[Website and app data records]
=====
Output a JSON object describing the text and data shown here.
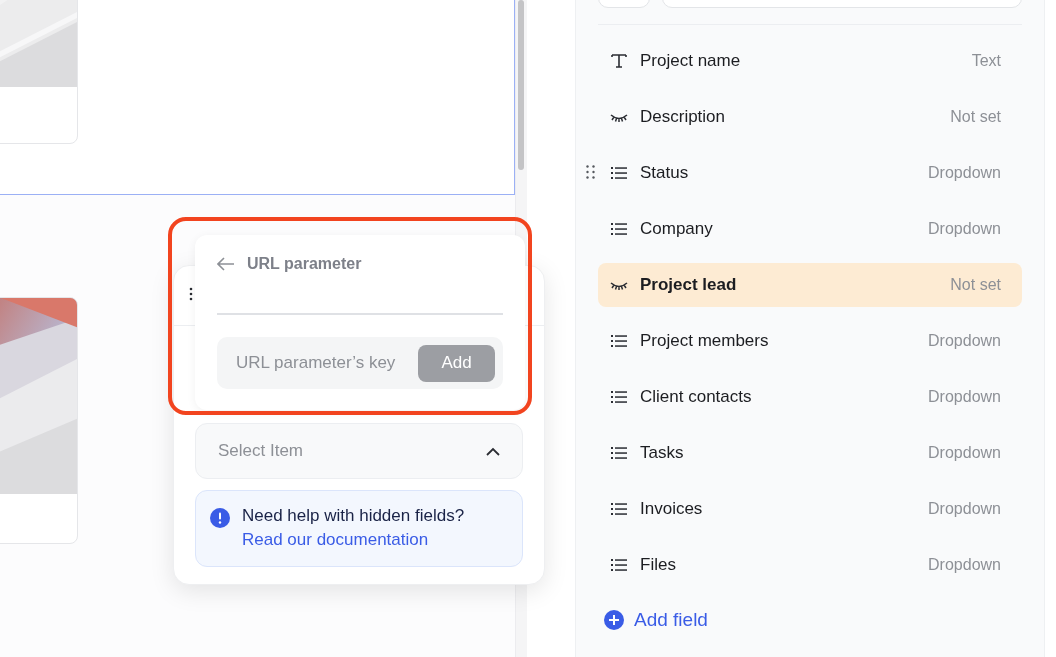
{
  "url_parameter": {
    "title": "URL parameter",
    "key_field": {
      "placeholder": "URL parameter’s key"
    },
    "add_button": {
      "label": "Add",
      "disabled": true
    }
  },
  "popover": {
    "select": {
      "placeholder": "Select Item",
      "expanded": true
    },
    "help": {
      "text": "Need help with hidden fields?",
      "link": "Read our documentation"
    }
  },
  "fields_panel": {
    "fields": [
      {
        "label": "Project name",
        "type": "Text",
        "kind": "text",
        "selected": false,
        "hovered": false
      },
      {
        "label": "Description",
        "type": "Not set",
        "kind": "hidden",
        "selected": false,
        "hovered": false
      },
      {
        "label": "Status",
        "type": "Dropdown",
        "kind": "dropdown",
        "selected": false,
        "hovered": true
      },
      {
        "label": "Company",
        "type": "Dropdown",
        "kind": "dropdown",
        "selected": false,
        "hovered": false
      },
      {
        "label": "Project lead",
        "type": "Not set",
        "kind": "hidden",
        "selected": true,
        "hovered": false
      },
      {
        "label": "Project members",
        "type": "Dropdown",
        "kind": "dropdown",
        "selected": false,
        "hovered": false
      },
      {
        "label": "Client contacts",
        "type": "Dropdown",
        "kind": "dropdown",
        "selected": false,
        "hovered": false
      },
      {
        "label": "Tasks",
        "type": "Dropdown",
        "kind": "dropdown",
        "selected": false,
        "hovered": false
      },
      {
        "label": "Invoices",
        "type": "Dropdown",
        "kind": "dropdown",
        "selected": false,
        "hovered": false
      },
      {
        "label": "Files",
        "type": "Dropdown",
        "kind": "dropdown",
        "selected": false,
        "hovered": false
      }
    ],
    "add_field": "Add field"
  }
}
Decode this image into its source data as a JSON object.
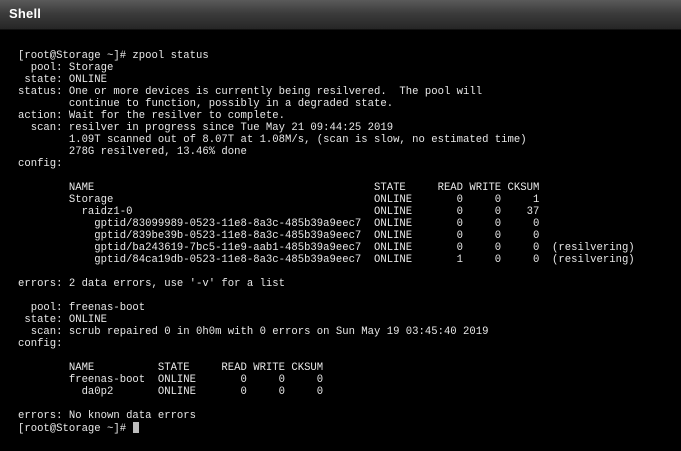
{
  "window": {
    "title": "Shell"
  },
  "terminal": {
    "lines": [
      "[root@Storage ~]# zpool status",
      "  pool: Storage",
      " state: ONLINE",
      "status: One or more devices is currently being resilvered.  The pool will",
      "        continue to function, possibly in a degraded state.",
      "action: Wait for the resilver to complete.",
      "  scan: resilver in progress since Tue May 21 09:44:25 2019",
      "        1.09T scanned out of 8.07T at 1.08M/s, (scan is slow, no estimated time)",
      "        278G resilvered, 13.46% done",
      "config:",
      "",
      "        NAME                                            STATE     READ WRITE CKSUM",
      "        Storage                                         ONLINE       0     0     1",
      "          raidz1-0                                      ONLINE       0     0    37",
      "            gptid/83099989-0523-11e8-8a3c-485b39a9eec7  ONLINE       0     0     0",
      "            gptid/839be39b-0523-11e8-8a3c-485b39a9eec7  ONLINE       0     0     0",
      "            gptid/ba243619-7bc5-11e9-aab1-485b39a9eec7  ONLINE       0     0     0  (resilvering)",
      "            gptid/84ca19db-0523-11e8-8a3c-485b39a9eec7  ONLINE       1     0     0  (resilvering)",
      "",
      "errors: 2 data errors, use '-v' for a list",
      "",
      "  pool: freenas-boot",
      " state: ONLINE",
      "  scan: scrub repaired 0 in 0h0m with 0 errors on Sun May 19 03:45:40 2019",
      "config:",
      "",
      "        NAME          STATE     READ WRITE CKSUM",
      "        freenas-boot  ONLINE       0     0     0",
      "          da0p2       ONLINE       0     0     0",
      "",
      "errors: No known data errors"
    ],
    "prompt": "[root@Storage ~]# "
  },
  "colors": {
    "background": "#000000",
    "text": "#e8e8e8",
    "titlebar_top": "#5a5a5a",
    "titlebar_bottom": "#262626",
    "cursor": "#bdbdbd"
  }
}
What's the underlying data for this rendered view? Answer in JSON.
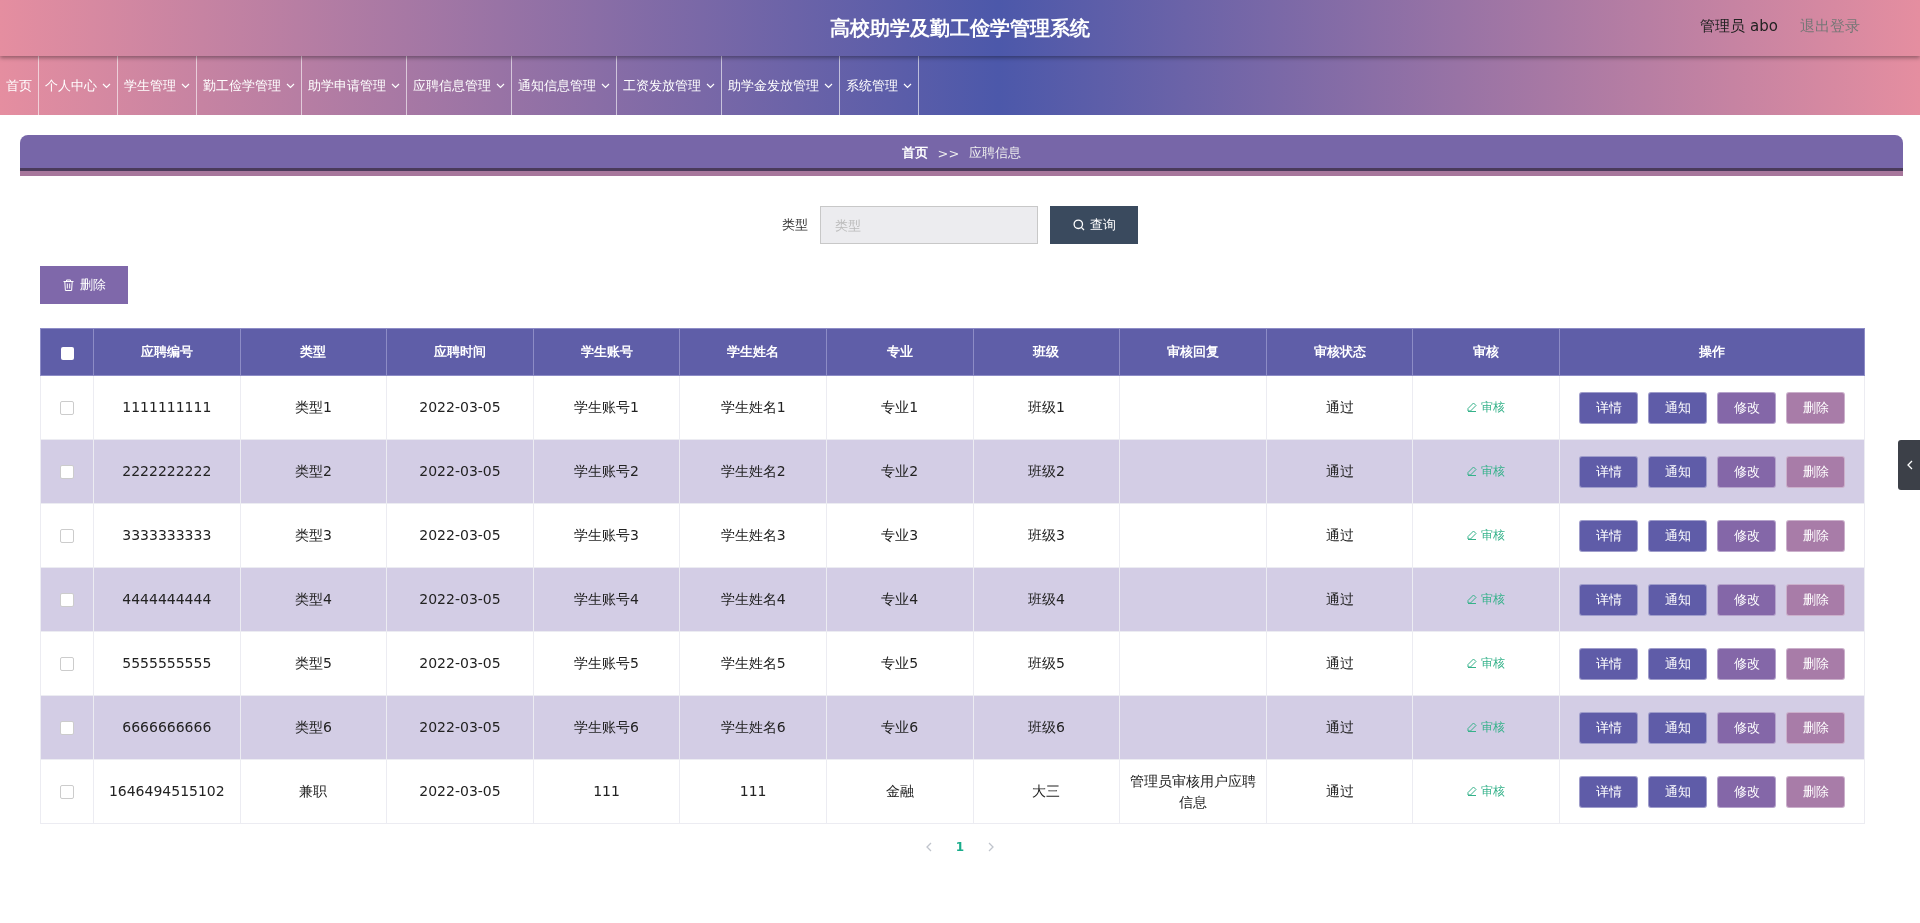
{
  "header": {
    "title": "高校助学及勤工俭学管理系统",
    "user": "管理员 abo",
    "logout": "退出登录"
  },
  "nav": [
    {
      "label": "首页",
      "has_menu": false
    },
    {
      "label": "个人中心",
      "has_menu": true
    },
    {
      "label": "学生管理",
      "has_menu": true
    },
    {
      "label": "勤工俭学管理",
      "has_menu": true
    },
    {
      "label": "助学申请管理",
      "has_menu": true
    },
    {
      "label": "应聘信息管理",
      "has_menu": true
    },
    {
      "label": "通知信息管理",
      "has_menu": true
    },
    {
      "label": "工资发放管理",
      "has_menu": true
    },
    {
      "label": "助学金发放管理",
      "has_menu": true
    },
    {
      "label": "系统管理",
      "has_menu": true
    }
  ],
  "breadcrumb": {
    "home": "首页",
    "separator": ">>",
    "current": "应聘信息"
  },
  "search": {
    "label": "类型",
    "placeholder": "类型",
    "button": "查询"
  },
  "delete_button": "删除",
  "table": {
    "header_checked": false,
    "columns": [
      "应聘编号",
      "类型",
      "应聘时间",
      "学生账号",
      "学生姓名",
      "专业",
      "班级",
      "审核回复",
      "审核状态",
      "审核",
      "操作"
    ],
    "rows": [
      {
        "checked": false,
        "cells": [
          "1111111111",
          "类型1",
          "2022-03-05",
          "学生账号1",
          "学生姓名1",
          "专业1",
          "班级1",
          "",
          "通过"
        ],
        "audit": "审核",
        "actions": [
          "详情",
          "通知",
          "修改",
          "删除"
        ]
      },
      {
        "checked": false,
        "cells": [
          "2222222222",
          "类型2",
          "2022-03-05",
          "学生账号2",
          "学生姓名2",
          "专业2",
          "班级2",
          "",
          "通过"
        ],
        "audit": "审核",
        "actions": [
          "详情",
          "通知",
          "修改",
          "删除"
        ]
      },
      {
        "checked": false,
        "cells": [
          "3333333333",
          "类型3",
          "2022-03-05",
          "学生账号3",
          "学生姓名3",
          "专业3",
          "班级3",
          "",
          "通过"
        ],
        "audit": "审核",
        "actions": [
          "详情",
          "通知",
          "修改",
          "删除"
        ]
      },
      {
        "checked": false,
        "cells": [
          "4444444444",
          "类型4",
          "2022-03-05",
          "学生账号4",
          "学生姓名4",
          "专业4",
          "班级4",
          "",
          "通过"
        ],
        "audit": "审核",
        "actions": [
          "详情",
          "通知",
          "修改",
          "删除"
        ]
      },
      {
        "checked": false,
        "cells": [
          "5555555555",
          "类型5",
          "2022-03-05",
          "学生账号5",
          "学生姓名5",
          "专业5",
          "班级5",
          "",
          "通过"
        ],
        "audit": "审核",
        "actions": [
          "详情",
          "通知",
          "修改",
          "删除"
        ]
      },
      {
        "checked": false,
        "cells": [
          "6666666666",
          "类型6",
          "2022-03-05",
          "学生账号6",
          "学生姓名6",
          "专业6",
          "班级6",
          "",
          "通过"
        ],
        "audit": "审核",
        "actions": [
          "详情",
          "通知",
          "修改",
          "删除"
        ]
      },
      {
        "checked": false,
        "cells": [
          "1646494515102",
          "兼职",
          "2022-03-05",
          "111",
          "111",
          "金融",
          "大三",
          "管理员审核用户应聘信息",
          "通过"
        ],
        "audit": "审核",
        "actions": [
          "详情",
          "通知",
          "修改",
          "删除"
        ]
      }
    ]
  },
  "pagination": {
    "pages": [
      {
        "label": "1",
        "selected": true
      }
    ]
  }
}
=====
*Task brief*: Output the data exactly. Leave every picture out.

*Task answer*:
Output a JSON object describing the text and data shown here.
{
  "url_parameter": {
    "title": "URL parameter",
    "key_field": {
      "placeholder": "URL parameter’s key"
    },
    "add_button": {
      "label": "Add",
      "disabled": true
    }
  },
  "popover": {
    "select": {
      "placeholder": "Select Item",
      "expanded": true
    },
    "help": {
      "text": "Need help with hidden fields?",
      "link": "Read our documentation"
    }
  },
  "fields_panel": {
    "fields": [
      {
        "label": "Project name",
        "type": "Text",
        "kind": "text",
        "selected": false,
        "hovered": false
      },
      {
        "label": "Description",
        "type": "Not set",
        "kind": "hidden",
        "selected": false,
        "hovered": false
      },
      {
        "label": "Status",
        "type": "Dropdown",
        "kind": "dropdown",
        "selected": false,
        "hovered": true
      },
      {
        "label": "Company",
        "type": "Dropdown",
        "kind": "dropdown",
        "selected": false,
        "hovered": false
      },
      {
        "label": "Project lead",
        "type": "Not set",
        "kind": "hidden",
        "selected": true,
        "hovered": false
      },
      {
        "label": "Project members",
        "type": "Dropdown",
        "kind": "dropdown",
        "selected": false,
        "hovered": false
      },
      {
        "label": "Client contacts",
        "type": "Dropdown",
        "kind": "dropdown",
        "selected": false,
        "hovered": false
      },
      {
        "label": "Tasks",
        "type": "Dropdown",
        "kind": "dropdown",
        "selected": false,
        "hovered": false
      },
      {
        "label": "Invoices",
        "type": "Dropdown",
        "kind": "dropdown",
        "selected": false,
        "hovered": false
      },
      {
        "label": "Files",
        "type": "Dropdown",
        "kind": "dropdown",
        "selected": false,
        "hovered": false
      }
    ],
    "add_field": "Add field"
  }
}
Decode this image into its source data as a JSON object.
{
  "window": {
    "title": "Shell"
  },
  "terminal": {
    "lines": [
      "[root@Storage ~]# zpool status",
      "  pool: Storage",
      " state: ONLINE",
      "status: One or more devices is currently being resilvered.  The pool will",
      "        continue to function, possibly in a degraded state.",
      "action: Wait for the resilver to complete.",
      "  scan: resilver in progress since Tue May 21 09:44:25 2019",
      "        1.09T scanned out of 8.07T at 1.08M/s, (scan is slow, no estimated time)",
      "        278G resilvered, 13.46% done",
      "config:",
      "",
      "        NAME                                            STATE     READ WRITE CKSUM",
      "        Storage                                         ONLINE       0     0     1",
      "          raidz1-0                                      ONLINE       0     0    37",
      "            gptid/83099989-0523-11e8-8a3c-485b39a9eec7  ONLINE       0     0     0",
      "            gptid/839be39b-0523-11e8-8a3c-485b39a9eec7  ONLINE       0     0     0",
      "            gptid/ba243619-7bc5-11e9-aab1-485b39a9eec7  ONLINE       0     0     0  (resilvering)",
      "            gptid/84ca19db-0523-11e8-8a3c-485b39a9eec7  ONLINE       1     0     0  (resilvering)",
      "",
      "errors: 2 data errors, use '-v' for a list",
      "",
      "  pool: freenas-boot",
      " state: ONLINE",
      "  scan: scrub repaired 0 in 0h0m with 0 errors on Sun May 19 03:45:40 2019",
      "config:",
      "",
      "        NAME          STATE     READ WRITE CKSUM",
      "        freenas-boot  ONLINE       0     0     0",
      "          da0p2       ONLINE       0     0     0",
      "",
      "errors: No known data errors"
    ],
    "prompt": "[root@Storage ~]# "
  },
  "colors": {
    "background": "#000000",
    "text": "#e8e8e8",
    "titlebar_top": "#5a5a5a",
    "titlebar_bottom": "#262626",
    "cursor": "#bdbdbd"
  }
}
What's the underlying data for this rendered view? Answer in JSON.
{
  "header": {
    "title": "高校助学及勤工俭学管理系统",
    "user": "管理员 abo",
    "logout": "退出登录"
  },
  "nav": [
    {
      "label": "首页",
      "has_menu": false
    },
    {
      "label": "个人中心",
      "has_menu": true
    },
    {
      "label": "学生管理",
      "has_menu": true
    },
    {
      "label": "勤工俭学管理",
      "has_menu": true
    },
    {
      "label": "助学申请管理",
      "has_menu": true
    },
    {
      "label": "应聘信息管理",
      "has_menu": true
    },
    {
      "label": "通知信息管理",
      "has_menu": true
    },
    {
      "label": "工资发放管理",
      "has_menu": true
    },
    {
      "label": "助学金发放管理",
      "has_menu": true
    },
    {
      "label": "系统管理",
      "has_menu": true
    }
  ],
  "breadcrumb": {
    "home": "首页",
    "separator": ">>",
    "current": "应聘信息"
  },
  "search": {
    "label": "类型",
    "placeholder": "类型",
    "button": "查询"
  },
  "delete_button": "删除",
  "table": {
    "header_checked": false,
    "columns": [
      "应聘编号",
      "类型",
      "应聘时间",
      "学生账号",
      "学生姓名",
      "专业",
      "班级",
      "审核回复",
      "审核状态",
      "审核",
      "操作"
    ],
    "rows": [
      {
        "checked": false,
        "cells": [
          "1111111111",
          "类型1",
          "2022-03-05",
          "学生账号1",
          "学生姓名1",
          "专业1",
          "班级1",
          "",
          "通过"
        ],
        "audit": "审核",
        "actions": [
          "详情",
          "通知",
          "修改",
          "删除"
        ]
      },
      {
        "checked": false,
        "cells": [
          "2222222222",
          "类型2",
          "2022-03-05",
          "学生账号2",
          "学生姓名2",
          "专业2",
          "班级2",
          "",
          "通过"
        ],
        "audit": "审核",
        "actions": [
          "详情",
          "通知",
          "修改",
          "删除"
        ]
      },
      {
        "checked": false,
        "cells": [
          "3333333333",
          "类型3",
          "2022-03-05",
          "学生账号3",
          "学生姓名3",
          "专业3",
          "班级3",
          "",
          "通过"
        ],
        "audit": "审核",
        "actions": [
          "详情",
          "通知",
          "修改",
          "删除"
        ]
      },
      {
        "checked": false,
        "cells": [
          "4444444444",
          "类型4",
          "2022-03-05",
          "学生账号4",
          "学生姓名4",
          "专业4",
          "班级4",
          "",
          "通过"
        ],
        "audit": "审核",
        "actions": [
          "详情",
          "通知",
          "修改",
          "删除"
        ]
      },
      {
        "checked": false,
        "cells": [
          "5555555555",
          "类型5",
          "2022-03-05",
          "学生账号5",
          "学生姓名5",
          "专业5",
          "班级5",
          "",
          "通过"
        ],
        "audit": "审核",
        "actions": [
          "详情",
          "通知",
          "修改",
          "删除"
        ]
      },
      {
        "checked": false,
        "cells": [
          "6666666666",
          "类型6",
          "2022-03-05",
          "学生账号6",
          "学生姓名6",
          "专业6",
          "班级6",
          "",
          "通过"
        ],
        "audit": "审核",
        "actions": [
          "详情",
          "通知",
          "修改",
          "删除"
        ]
      },
      {
        "checked": false,
        "cells": [
          "1646494515102",
          "兼职",
          "2022-03-05",
          "111",
          "111",
          "金融",
          "大三",
          "管理员审核用户应聘信息",
          "通过"
        ],
        "audit": "审核",
        "actions": [
          "详情",
          "通知",
          "修改",
          "删除"
        ]
      }
    ]
  },
  "pagination": {
    "pages": [
      {
        "label": "1",
        "selected": true
      }
    ]
  }
}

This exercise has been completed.